For the first time in more than two years, the median price of houses sold rose in the third quarter of 2010.
“It may be premature to declare a ‘bottom’ to the market, but this is the first hint that prices may be firming,” Bob Reece, president of Advanced Title Co., said in his third-quarter review of the Grand Valley real estate economy.
The increase to $195,500, up from $185,000 in the second quarter of the year, came against the backdrop of fewer sales over the same two periods: 602 in the third quarter, down from 752 in the second quarter.
The third-quarter sales also are down 22 percent from the 772 in the third quarter of 2009, which seemed to be tied to the end of federal tax credit for first-time homebuyers, Reece said in the newsletter.
Single-family home construction is slow, the newsletter said. The 84 permits pulled in the third quarter are 20 percent below the 106 pulled in the third quarter of 2009. For the first nine months of 2010, builders have pulled 277 permits, down 9 percent from the 302 during the same period a year previous.
In another sign that economic recovery remains a ways off, foreclosures remain high. Through September, there were 1,202 foreclosures, up 43 percent from the 841 filed through September 2009.
Through September, sales of all property types amounted to 1,896, or a drop of 9 percent from the 1,998 sales through the first nine months of 2009.
Given all the conflicting signals, it’s too early to draw any strong conclusions about the state of the Grand Valley economy, Reece said.
For instance, while it might seem as though dropping interest rates could explain the solidity of housing prices, it would be reasonable to expect that low interest rates would also feed more purchases, something that Reece noted didn’t happen.

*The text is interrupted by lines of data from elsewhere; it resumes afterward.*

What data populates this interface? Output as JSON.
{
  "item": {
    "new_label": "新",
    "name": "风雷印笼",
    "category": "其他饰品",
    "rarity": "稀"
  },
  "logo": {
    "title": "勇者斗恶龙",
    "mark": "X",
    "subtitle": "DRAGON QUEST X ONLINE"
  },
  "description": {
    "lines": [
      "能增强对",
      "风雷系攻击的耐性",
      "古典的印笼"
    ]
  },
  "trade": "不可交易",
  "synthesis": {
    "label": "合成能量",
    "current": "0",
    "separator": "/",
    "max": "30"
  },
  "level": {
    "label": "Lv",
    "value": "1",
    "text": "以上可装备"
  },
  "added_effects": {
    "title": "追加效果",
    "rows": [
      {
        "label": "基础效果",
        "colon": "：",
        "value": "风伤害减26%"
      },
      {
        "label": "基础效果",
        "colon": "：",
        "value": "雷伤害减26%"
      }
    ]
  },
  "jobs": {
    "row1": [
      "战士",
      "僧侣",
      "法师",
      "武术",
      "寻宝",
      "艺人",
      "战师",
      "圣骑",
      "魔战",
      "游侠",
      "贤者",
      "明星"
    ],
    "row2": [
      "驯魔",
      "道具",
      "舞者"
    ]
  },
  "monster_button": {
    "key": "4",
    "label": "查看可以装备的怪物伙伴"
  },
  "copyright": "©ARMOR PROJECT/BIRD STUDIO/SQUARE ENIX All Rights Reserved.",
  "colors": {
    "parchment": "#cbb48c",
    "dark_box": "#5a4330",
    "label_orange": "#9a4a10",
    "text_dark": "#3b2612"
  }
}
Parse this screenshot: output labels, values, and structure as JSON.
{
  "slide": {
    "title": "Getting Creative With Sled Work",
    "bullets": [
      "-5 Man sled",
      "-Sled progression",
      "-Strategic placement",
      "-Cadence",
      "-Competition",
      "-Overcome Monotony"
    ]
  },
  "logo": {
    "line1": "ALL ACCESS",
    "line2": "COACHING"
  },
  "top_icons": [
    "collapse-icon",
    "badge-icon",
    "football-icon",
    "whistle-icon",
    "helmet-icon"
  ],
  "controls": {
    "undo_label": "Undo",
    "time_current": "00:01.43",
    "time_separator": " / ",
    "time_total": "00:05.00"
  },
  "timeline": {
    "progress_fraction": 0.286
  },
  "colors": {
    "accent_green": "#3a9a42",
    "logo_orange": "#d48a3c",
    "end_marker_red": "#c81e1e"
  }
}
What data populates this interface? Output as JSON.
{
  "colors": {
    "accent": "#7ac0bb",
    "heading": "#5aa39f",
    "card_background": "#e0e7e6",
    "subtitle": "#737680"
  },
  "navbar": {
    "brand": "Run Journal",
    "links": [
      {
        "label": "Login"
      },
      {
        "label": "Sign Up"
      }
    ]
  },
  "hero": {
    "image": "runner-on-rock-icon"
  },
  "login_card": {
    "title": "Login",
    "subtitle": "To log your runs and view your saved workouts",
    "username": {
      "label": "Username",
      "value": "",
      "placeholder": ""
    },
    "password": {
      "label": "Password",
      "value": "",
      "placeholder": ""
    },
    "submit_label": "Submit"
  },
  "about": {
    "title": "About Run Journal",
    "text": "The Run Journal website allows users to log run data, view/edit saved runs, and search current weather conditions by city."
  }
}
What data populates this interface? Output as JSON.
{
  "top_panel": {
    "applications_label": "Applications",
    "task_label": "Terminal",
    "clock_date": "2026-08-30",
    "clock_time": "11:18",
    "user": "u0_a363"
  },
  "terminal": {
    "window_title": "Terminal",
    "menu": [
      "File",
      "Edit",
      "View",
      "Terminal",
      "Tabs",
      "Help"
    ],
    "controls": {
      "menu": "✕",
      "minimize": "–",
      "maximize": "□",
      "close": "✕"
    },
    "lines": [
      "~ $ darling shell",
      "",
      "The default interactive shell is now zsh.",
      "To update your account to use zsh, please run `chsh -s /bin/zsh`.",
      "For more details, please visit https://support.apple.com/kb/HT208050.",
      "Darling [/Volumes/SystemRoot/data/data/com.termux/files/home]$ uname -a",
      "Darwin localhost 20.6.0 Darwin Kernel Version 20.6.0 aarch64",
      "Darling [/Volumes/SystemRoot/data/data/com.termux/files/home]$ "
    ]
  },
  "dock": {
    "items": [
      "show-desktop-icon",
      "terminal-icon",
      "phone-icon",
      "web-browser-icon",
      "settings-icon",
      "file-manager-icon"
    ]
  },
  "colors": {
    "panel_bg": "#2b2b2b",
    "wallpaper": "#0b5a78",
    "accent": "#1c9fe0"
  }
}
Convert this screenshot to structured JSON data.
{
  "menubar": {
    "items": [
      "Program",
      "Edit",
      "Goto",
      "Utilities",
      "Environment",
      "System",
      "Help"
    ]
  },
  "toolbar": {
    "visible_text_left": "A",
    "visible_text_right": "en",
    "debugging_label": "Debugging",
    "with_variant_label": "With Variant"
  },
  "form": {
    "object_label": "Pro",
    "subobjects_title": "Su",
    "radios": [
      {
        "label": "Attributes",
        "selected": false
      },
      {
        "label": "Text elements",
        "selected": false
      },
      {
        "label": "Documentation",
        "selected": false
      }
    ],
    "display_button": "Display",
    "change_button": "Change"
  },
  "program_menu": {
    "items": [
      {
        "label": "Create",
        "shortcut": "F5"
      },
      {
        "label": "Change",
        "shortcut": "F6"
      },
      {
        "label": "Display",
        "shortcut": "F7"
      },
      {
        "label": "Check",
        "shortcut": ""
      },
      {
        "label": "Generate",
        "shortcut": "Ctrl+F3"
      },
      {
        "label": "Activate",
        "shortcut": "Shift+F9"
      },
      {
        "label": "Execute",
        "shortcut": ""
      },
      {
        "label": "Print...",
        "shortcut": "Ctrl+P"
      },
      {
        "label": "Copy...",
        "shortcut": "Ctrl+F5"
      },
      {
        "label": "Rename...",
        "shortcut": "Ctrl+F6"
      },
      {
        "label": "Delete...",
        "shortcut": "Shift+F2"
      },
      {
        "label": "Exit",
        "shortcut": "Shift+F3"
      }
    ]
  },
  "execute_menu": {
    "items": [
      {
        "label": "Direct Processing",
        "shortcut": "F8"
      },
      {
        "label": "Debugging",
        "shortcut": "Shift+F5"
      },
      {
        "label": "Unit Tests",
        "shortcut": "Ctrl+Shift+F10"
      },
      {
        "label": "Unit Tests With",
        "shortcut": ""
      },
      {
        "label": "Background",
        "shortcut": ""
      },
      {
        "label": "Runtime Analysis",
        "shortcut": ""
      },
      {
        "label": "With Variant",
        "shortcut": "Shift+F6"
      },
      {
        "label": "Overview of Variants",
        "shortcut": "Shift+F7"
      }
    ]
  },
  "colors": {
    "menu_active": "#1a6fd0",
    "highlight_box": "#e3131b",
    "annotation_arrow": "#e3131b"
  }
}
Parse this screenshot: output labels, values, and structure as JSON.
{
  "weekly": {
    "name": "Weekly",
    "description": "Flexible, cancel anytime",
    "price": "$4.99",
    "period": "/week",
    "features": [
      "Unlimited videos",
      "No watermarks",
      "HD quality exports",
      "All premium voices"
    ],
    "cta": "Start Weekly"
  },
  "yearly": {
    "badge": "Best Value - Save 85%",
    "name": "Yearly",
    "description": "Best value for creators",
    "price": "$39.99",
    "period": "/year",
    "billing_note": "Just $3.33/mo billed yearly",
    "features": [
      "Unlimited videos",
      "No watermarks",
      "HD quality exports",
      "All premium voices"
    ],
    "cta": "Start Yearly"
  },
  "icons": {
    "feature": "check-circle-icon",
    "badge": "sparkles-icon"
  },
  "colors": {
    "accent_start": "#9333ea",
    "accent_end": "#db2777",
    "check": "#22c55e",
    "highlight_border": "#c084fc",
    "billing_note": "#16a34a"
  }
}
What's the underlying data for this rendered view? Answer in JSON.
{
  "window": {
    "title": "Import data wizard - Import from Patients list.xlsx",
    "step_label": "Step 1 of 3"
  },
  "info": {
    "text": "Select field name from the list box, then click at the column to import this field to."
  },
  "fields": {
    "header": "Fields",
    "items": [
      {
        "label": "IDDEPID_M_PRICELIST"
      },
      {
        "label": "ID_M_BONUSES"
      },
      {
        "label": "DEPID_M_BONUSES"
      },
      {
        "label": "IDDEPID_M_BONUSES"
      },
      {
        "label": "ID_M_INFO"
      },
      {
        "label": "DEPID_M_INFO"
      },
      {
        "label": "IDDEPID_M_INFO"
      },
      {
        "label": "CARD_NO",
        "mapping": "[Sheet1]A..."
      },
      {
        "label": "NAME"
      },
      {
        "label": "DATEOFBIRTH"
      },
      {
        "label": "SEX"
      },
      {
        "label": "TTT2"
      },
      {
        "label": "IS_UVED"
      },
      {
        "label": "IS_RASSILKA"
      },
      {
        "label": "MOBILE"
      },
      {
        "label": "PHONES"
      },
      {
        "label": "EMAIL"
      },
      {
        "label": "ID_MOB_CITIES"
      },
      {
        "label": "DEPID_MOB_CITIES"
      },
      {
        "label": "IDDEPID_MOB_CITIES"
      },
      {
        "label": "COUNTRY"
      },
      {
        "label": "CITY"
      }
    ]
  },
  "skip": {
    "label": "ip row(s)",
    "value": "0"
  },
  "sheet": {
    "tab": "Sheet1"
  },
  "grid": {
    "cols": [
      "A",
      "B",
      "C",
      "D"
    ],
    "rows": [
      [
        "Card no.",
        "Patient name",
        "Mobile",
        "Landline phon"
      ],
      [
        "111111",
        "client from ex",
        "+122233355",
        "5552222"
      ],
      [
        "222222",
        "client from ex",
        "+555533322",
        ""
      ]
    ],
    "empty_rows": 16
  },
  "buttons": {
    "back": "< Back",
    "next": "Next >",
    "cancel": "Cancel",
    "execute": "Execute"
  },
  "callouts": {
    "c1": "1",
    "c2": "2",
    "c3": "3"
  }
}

The increase in the median home price “could be a blip,” he said. “Over the course of the next few quarters we’ll know for sure.”